Once you’ve reached a point where you plan to commit your life to another person, you need to have a frank conversation about money. It is your business whether or not your partner has debt. It is your business how that debt is going to be repaid. As soon as you’re legally bound to one another, that debt will affect your life too.
When Do You Start Taking Off Layers?
Each couple will approach getting financially naked in a different way. Some may want to expose themselves early on, while others are more modest and need time to become comfortable and feel safe.
It’s your prerogative to share as much or as little as you want in the early stages of a love affair. But once the relationship turns from casual dating to “I could live with this person” it’s probably time to take off a layer.
At the very least, you need to be talking about how you budget and how you’re going to split the bills. Plus, you should be prepared for the other person to see your bank statements or savings when you’re talking numbers with a relator or potential landlord.

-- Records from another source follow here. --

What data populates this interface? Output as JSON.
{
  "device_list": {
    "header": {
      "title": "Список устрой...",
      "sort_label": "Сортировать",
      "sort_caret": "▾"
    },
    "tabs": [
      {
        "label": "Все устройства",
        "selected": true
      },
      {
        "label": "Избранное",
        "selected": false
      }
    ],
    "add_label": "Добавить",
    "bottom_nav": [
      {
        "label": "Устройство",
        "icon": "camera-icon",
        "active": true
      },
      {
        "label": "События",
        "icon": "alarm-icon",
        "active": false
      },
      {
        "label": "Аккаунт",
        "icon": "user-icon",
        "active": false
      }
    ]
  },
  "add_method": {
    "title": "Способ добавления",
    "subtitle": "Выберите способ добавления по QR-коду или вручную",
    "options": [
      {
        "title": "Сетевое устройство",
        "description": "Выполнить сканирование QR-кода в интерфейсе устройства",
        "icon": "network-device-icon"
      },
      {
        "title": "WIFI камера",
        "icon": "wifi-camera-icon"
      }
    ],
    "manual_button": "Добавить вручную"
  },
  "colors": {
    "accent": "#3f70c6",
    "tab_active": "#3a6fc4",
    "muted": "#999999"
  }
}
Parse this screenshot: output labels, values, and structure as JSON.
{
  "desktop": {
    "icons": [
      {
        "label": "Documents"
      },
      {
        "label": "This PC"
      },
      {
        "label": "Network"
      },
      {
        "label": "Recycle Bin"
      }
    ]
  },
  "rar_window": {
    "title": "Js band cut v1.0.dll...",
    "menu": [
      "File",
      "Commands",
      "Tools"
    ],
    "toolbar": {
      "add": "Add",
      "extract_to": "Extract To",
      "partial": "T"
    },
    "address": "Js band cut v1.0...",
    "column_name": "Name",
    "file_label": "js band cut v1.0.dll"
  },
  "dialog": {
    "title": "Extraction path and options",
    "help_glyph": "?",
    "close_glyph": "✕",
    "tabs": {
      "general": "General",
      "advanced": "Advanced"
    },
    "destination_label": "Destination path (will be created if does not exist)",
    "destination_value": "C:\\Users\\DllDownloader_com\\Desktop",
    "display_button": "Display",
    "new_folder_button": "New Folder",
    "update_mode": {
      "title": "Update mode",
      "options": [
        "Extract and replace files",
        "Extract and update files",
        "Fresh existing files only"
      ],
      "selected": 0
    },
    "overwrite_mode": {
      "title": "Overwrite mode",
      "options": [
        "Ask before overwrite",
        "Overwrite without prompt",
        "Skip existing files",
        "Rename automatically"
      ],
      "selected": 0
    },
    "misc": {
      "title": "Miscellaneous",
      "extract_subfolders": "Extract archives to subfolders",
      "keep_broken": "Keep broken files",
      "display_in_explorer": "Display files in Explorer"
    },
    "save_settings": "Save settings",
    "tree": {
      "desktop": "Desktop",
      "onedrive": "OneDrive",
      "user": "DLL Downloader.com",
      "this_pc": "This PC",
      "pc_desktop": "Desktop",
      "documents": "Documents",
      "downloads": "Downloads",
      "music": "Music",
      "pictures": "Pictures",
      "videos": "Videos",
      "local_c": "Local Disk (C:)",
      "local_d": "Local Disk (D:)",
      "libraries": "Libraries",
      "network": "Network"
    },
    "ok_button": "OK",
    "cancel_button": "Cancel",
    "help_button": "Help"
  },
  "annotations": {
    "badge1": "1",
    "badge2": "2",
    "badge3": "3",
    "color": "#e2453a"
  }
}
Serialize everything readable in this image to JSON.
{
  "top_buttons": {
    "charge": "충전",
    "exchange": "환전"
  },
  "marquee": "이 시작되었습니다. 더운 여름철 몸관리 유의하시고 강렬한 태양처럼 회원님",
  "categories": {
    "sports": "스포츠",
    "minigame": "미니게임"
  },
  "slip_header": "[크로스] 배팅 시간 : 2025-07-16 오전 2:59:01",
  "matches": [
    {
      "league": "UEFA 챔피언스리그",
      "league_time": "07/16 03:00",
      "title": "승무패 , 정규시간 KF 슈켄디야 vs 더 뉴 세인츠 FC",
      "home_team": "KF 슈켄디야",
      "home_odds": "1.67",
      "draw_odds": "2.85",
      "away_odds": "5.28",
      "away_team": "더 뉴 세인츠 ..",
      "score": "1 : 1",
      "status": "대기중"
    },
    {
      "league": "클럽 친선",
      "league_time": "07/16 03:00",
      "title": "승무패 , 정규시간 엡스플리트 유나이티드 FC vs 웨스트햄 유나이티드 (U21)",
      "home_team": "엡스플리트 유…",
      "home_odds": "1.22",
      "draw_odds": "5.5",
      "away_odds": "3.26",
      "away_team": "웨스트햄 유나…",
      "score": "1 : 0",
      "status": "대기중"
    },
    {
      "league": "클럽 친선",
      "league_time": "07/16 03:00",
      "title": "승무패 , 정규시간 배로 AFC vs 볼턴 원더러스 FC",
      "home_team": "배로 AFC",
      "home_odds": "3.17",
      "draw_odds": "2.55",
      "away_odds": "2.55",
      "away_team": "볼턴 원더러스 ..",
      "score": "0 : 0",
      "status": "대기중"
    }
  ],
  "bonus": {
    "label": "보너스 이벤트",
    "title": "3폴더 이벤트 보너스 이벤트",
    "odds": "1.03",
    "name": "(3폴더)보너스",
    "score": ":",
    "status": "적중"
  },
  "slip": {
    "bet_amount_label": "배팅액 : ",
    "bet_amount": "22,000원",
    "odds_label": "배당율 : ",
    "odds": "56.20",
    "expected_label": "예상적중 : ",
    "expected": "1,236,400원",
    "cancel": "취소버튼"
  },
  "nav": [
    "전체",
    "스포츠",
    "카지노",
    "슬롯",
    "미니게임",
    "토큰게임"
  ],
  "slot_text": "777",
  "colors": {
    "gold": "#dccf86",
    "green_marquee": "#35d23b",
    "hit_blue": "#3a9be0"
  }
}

When Is It Time for Full Frontal?
Once you begin to cohabitate, it’s extremely hard to hide your financial quirks.
If you don’t plan to live together before marriage, then you should go full frontal with your finances around the same time you start searching Google for the perfect engagement ring.
Entering into a life-long commitment with someone should involve being completely transparent about your finances and your expectations for your financial future.
As a couple you’ll need to discuss how you plan to budget, how much of your salaries should be saved, when you’d want to retire, how much it would take to retire, do you have any debts and how you plan to pay them down, will one partner stay home with kids or will both work and you need to factor in childcare, do you want to rent or own property?
It may feel overwhelming, but starting the conversation early prevents debt and financial resentment being transmitted in the relationship.
How Do You Start the Conversation?
Both partners need to feel heard and comfortable enough to be vulnerable about getting financially naked. Don’t get judgmental about your partner’s past mistakes and expect the same respect in return.
Sit down in a neutral territory and start to have an open dialogue about money. All the topics don’t need to be covered at once, but big topics like debt and savings goals should be discussed early.
Once you’re married, remember you are a team. Whether you decide to bank separately or jointly, you still need to think about money in terms of a “we” instead of a “me”. Help each other through difficult times – like paying off student loans – and support each other by creating incentives to reach savings goals.
An open dialogue about money will help negate a lot of issues in your future, so the sooner you get financially naked, the better.